Always ask for verification from a trusted party when a large volume of data is being transferred from one computer to another. Unexpected large data transfers will tell you that your information is being breached.
10. Be vigilant when picking vendors
Carefully picking a vendor is a must, especially when outsourcing to an offshore company. All security policies look great on a contract, but if they do not implement all security measures then papers mean nothing, so make sure your vendor enforce the security measures to the fullest extent.
Consider the case of a limited number of users that are allowed to use a network. All these security measures would mean nothing if, by chance, someone does enter the system and transfer all the data that is sensitive. So, preventive data transfer is mandatory for all vendors and pin code, or biometric authorization is the way to go.
All these measures will not be taken by all the vendors out there who are willing to take what you outsource; only the best will.

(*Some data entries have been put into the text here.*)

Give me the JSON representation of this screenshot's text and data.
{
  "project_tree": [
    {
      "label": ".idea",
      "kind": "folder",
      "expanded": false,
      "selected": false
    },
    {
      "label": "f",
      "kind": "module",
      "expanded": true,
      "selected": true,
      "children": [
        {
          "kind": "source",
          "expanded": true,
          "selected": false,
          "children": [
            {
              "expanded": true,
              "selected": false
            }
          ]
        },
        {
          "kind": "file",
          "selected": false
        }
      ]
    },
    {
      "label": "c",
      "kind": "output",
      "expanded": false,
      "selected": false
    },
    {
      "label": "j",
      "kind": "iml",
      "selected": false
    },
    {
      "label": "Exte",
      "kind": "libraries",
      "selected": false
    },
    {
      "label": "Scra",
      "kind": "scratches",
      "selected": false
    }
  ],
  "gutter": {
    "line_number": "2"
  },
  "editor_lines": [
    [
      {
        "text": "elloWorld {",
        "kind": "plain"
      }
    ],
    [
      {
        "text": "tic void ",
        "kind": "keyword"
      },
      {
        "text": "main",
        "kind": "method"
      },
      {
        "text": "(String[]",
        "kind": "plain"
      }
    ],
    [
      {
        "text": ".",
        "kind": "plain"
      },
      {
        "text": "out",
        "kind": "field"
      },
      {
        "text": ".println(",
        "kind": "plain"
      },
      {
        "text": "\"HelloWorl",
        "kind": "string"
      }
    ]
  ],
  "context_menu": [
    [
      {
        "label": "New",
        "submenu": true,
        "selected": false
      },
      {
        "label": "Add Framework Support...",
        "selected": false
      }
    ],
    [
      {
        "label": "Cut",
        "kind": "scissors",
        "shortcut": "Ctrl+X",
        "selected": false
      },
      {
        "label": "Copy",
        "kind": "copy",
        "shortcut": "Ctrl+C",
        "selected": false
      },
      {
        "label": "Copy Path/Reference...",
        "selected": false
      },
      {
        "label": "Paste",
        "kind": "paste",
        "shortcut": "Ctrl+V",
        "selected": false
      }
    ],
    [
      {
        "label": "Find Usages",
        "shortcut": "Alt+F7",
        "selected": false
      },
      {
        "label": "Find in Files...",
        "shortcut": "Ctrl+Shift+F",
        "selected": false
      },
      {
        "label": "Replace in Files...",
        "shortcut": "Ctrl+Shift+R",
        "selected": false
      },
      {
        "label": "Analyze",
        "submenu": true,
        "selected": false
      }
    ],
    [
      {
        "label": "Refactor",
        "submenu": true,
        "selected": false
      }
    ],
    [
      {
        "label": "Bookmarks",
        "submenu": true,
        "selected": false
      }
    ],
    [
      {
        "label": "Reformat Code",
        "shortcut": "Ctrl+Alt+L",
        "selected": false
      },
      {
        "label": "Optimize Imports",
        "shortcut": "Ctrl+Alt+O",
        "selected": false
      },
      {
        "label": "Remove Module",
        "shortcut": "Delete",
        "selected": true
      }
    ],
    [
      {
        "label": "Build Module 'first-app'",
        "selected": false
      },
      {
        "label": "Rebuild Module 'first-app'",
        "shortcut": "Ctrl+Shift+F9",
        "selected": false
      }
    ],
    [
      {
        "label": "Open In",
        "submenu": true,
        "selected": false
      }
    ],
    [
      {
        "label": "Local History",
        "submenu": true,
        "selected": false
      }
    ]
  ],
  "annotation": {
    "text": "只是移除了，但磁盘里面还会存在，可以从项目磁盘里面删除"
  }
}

It is better to be vigilant than to be a victim of cyber crime, as the one data breach could see you losing a lot of money. An outsourced team can do so much more for you than a typical group of employees. Sure there are risks, but there are also these preventive measures that can be taken to reduce the risk to a great extent, and the benefits of outsourcing highly outweigh these risks.